[Element data from apps and pages]
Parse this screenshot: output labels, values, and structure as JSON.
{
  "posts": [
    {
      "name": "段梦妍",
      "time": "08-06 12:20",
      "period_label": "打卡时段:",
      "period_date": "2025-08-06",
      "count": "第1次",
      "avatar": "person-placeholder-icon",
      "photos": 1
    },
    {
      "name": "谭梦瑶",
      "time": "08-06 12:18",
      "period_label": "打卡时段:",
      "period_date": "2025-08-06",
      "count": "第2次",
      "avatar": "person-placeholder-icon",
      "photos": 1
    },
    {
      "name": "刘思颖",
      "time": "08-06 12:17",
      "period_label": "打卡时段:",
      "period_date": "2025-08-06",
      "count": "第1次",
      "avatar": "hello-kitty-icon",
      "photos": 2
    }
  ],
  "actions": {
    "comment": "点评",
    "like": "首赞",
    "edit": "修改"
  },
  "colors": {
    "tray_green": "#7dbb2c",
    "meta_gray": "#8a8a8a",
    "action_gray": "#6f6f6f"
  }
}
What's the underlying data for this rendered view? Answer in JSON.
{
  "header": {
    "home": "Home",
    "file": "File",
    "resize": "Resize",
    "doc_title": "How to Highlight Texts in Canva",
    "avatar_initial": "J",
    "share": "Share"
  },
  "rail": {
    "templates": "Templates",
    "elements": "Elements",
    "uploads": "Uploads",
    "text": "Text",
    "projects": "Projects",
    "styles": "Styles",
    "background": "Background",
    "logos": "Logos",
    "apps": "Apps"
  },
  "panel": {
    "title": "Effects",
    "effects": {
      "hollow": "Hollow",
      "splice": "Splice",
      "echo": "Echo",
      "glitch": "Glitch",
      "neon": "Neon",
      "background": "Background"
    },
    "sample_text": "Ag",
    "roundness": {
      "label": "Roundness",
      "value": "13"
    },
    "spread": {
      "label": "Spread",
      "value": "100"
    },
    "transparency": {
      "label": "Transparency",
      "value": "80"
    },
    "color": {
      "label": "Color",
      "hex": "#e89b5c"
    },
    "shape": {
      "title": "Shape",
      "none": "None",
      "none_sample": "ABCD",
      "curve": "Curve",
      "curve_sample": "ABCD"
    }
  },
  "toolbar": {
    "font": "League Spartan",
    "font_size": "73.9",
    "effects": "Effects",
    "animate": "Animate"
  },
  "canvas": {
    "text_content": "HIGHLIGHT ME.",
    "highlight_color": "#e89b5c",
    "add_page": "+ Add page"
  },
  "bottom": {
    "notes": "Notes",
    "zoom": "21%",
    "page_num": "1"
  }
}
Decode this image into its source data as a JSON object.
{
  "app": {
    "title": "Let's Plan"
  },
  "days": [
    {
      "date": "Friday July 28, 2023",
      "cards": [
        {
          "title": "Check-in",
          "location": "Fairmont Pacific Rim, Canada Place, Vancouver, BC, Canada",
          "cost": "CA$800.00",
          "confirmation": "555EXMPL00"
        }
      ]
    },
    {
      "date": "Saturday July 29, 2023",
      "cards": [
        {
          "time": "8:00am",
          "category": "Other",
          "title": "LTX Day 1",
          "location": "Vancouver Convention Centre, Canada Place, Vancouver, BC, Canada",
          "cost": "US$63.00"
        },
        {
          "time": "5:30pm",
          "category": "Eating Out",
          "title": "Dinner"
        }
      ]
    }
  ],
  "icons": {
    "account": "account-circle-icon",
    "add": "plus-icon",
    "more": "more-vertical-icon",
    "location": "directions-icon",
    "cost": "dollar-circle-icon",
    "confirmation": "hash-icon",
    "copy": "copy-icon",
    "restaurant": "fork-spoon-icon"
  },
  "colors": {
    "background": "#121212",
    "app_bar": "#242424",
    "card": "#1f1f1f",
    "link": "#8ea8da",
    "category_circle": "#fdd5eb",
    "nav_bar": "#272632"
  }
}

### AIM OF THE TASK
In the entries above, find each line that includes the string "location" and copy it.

### OUTPUT BELOW
          "location": "Fairmont Pacific Rim, Canada Place, Vancouver, BC, Canada",
          "location": "Vancouver Convention Centre, Canada Place, Vancouver, BC, Canada",
    "location": "directions-icon",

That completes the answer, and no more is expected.